Harvard Business Review Cover Story: Why Diversity Programs Fail -- And What Works Better
Frank Dobbin received his B.A. from Oberlin College in 1980 and his Ph.D. from Stanford University in 1987. Dobbin studies organizations, inequality, economic behavior, and public policy. His Inventing Equal Opportunity (Princeton 2009) shows how corporate personnel managers defined what it meant to discriminate. With Alexandra Kalev, he is developing an evidence-based approach to diversity management. Innovations that make managers part of the solution, such as mentoring programs, diversity taskforces, and special recruitment programs, have helped to promote diversity in firms, while programs signaling that managers are part of the problem, such as diversity training and diversity performance evaluations, have not. These findings have been covered by The New York Times, The Washington Post, The Boston Globe, Le Monde, CNN, National Public Radio, Fast Company, and Slate.
Professor Dobbin's work in economic sociology generally is both historical and contemporary. His Forging Industrial Policy: United States, Britain, and France in the Railway Age (Cambridge 1994), traces nations' modern industrial strategies to early differences in their political systems. The New Economic Sociology: A Reader (Princeton 2004) assembles classics in economic sociology. The Sociology of the Economy (Russell Sage 2004) compiles research in economic sociology from leading scholars. The Global Diffusion of Markets and Democracy (Cambridge 2008) explores the rise of neoliberal policies in the post-war period. Stanford's Organization Theory Renaissance, 1970-2000 (Emerald 2010) is a modern-day Rashomon about the revival of organizational studies in Palo Alto after 1970.

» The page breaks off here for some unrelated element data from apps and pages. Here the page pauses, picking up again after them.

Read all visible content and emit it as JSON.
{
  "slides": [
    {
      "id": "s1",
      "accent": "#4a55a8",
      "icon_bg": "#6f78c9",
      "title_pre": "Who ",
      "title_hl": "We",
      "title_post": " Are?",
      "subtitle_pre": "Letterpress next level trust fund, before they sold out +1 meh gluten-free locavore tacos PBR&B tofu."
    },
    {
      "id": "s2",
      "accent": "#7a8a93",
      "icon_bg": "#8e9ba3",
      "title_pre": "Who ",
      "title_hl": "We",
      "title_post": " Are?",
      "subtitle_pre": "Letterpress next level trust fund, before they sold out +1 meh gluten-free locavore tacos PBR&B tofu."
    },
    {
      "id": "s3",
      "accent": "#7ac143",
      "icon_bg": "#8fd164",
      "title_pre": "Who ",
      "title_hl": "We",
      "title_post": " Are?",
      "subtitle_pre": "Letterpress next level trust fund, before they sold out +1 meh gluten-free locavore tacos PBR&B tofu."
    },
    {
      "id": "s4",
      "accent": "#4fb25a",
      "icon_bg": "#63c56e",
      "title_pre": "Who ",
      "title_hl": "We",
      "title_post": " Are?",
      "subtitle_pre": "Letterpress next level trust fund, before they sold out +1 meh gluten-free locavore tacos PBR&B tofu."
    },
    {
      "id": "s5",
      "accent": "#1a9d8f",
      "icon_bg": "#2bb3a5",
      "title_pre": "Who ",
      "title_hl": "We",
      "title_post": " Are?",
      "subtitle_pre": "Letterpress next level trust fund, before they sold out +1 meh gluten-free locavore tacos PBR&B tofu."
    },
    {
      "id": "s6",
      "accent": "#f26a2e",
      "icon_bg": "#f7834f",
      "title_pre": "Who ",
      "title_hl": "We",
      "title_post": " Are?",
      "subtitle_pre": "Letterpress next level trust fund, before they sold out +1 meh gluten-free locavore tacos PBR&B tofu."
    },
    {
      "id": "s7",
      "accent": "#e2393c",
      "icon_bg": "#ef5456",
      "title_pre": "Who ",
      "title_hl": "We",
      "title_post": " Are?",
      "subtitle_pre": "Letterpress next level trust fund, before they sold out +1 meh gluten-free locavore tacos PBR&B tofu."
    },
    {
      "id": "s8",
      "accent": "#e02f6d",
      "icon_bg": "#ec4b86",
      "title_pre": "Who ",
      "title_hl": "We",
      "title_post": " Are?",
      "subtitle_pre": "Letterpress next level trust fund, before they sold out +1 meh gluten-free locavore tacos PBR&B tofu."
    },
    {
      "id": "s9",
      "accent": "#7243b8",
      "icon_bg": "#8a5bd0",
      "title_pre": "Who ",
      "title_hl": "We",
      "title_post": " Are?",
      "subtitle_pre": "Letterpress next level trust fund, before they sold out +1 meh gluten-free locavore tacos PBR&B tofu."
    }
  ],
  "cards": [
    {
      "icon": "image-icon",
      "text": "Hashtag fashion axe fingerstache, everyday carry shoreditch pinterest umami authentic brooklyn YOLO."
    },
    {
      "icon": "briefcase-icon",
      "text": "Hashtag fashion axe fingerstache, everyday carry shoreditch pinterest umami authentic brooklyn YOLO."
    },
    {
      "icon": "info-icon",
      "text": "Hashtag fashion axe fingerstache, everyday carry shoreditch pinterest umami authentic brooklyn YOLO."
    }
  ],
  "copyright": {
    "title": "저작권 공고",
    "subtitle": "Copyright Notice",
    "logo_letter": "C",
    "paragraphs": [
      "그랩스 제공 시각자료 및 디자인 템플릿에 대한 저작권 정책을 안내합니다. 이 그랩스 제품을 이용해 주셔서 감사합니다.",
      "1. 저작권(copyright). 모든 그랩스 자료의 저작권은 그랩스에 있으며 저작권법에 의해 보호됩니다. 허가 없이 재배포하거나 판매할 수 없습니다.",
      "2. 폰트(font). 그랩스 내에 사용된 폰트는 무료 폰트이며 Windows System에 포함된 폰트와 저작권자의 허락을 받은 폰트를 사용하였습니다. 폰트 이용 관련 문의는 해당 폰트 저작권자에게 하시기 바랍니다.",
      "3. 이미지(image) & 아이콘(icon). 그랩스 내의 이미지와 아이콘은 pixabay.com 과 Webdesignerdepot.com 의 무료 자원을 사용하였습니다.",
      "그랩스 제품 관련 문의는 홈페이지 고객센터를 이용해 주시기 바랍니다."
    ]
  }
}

Professor Dobbin is chair of the joint Arts & Sciences/Harvard Business School Organizational Behavior Ph.D. Program, director of the SCANCOR/Weatherhead Initiative in International Organizational Studies, and Co-Coordinator of the MIT-Harvard Economic Sociology Seminar.